### GIVEN DATA
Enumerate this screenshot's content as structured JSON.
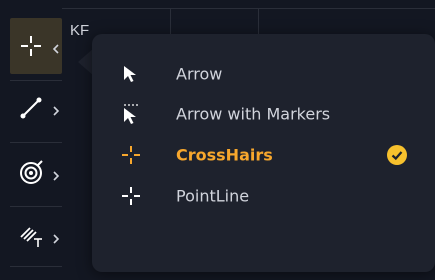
{
  "background": {
    "partial_label": "KF"
  },
  "toolbar": {
    "tools": [
      {
        "name": "crosshair-tool",
        "icon": "crosshair-icon",
        "active": true
      },
      {
        "name": "line-tool",
        "icon": "trend-line-icon",
        "active": false
      },
      {
        "name": "measure-tool",
        "icon": "target-icon",
        "active": false
      },
      {
        "name": "text-tool",
        "icon": "brush-text-icon",
        "active": false
      }
    ]
  },
  "cursor_menu": {
    "items": [
      {
        "label": "Arrow",
        "icon": "arrow-cursor-icon",
        "selected": false
      },
      {
        "label": "Arrow with Markers",
        "icon": "arrow-markers-cursor-icon",
        "selected": false
      },
      {
        "label": "CrossHairs",
        "icon": "crosshair-icon",
        "selected": true
      },
      {
        "label": "PointLine",
        "icon": "pointline-icon",
        "selected": false
      }
    ]
  },
  "colors": {
    "background": "#131722",
    "menu_background": "#1e222d",
    "text": "#d1d4dc",
    "accent": "#f7a72d",
    "active_tool_bg": "#3a3528"
  }
}
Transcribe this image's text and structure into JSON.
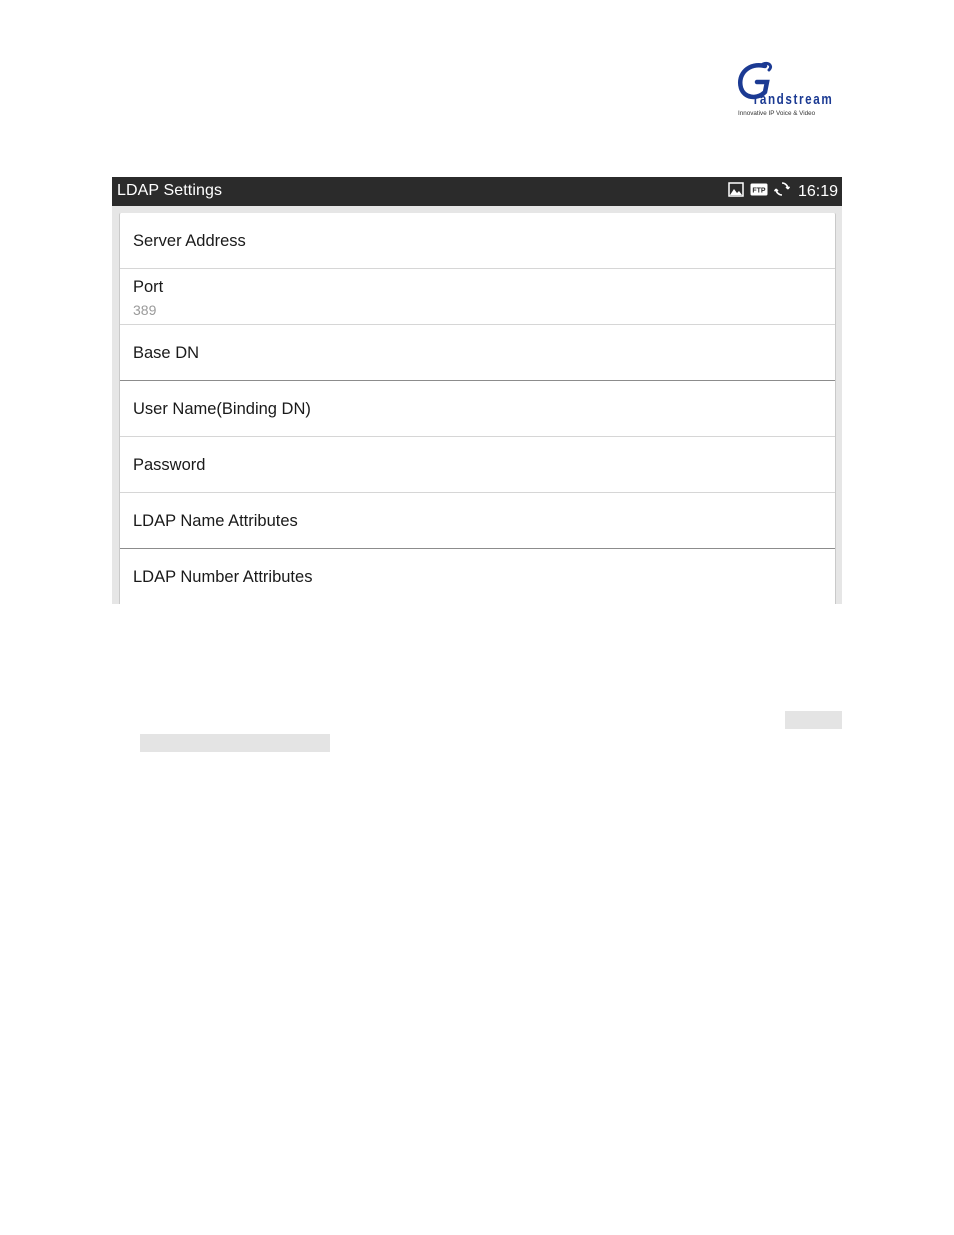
{
  "logo": {
    "brand": "Grandstream",
    "tagline": "Innovative IP Voice & Video"
  },
  "statusbar": {
    "title": "LDAP Settings",
    "icons": [
      "image-icon",
      "ftp-icon",
      "sync-icon"
    ],
    "ftp_label": "FTP",
    "time": "16:19"
  },
  "settings": {
    "server_address": {
      "label": "Server Address"
    },
    "port": {
      "label": "Port",
      "value": "389"
    },
    "base_dn": {
      "label": "Base DN"
    },
    "user_name": {
      "label": "User Name(Binding DN)"
    },
    "password": {
      "label": "Password"
    },
    "name_attributes": {
      "label": "LDAP Name Attributes"
    },
    "number_attributes": {
      "label": "LDAP Number Attributes"
    }
  },
  "colors": {
    "statusbar_bg": "#2b2b2b",
    "screen_bg": "#e6e6e6",
    "brand_blue": "#1b3a93"
  }
}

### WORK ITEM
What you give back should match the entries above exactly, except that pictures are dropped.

### ANSWER BELOW
Enumerate this screenshot's content as structured JSON.
{
  "background": {
    "partial_label": "KF"
  },
  "toolbar": {
    "tools": [
      {
        "name": "crosshair-tool",
        "icon": "crosshair-icon",
        "active": true
      },
      {
        "name": "line-tool",
        "icon": "trend-line-icon",
        "active": false
      },
      {
        "name": "measure-tool",
        "icon": "target-icon",
        "active": false
      },
      {
        "name": "text-tool",
        "icon": "brush-text-icon",
        "active": false
      }
    ]
  },
  "cursor_menu": {
    "items": [
      {
        "label": "Arrow",
        "icon": "arrow-cursor-icon",
        "selected": false
      },
      {
        "label": "Arrow with Markers",
        "icon": "arrow-markers-cursor-icon",
        "selected": false
      },
      {
        "label": "CrossHairs",
        "icon": "crosshair-icon",
        "selected": true
      },
      {
        "label": "PointLine",
        "icon": "pointline-icon",
        "selected": false
      }
    ]
  },
  "colors": {
    "background": "#131722",
    "menu_background": "#1e222d",
    "text": "#d1d4dc",
    "accent": "#f7a72d",
    "active_tool_bg": "#3a3528"
  }
}
Transcribe this image's text and structure into JSON.
{
  "logo": {
    "brand": "Grandstream",
    "tagline": "Innovative IP Voice & Video"
  },
  "statusbar": {
    "title": "LDAP Settings",
    "icons": [
      "image-icon",
      "ftp-icon",
      "sync-icon"
    ],
    "ftp_label": "FTP",
    "time": "16:19"
  },
  "settings": {
    "server_address": {
      "label": "Server Address"
    },
    "port": {
      "label": "Port",
      "value": "389"
    },
    "base_dn": {
      "label": "Base DN"
    },
    "user_name": {
      "label": "User Name(Binding DN)"
    },
    "password": {
      "label": "Password"
    },
    "name_attributes": {
      "label": "LDAP Name Attributes"
    },
    "number_attributes": {
      "label": "LDAP Number Attributes"
    }
  },
  "colors": {
    "statusbar_bg": "#2b2b2b",
    "screen_bg": "#e6e6e6",
    "brand_blue": "#1b3a93"
  }
}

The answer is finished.